Mercury and lead are often referred to as heavy metals. The toxicity of these metals is partly due to their tendency to accumulate in biological tissues – a process known as bioaccumulation. The process of bioaccumulation of metals occurs in all living organisms, resulting from exposure to metals in food and the environment.

How it is measured

The universally used analytical technique to test the concentration of metals in foodstuffs is Atomic Absorption Spectrometry (AAS). According to www.foodsafetyhelpline.com, the technique is so sensitive that it can measure parts per billion (ppb). The technique uses wavelengths of light that are specifically absorbed by an element.

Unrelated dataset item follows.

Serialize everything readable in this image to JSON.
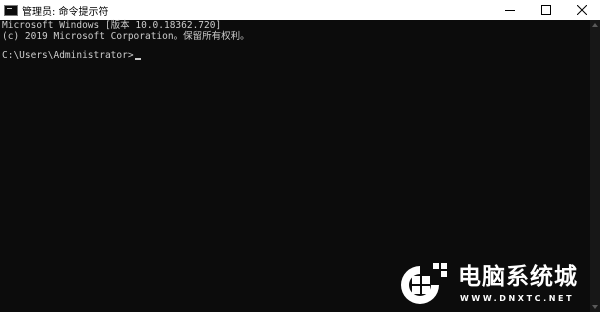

A variation of AAS, called vapour generation AAS, can detect miniscule levels of mercury, including methylmercury in fish. An even more sensitive analytical method is the Inductively Coupled Plasma-Mass Spectrometry (ICP-MS), which measures parts per quadrillion (ppq) – a million times more sensitive than AAS. Another method is Inductively Coupled Plasma-Optical Emission Spectrometry (ICP-OES).

Besides these highly sensitive methods, conventional colorimetric methods that measure single elements are also available. – Ursula Human, FarmBiz

For more information, visit www.foodsafetyhelpline.com, www.fda.gov, or read the South African Government Gazette vol 636, no 41704.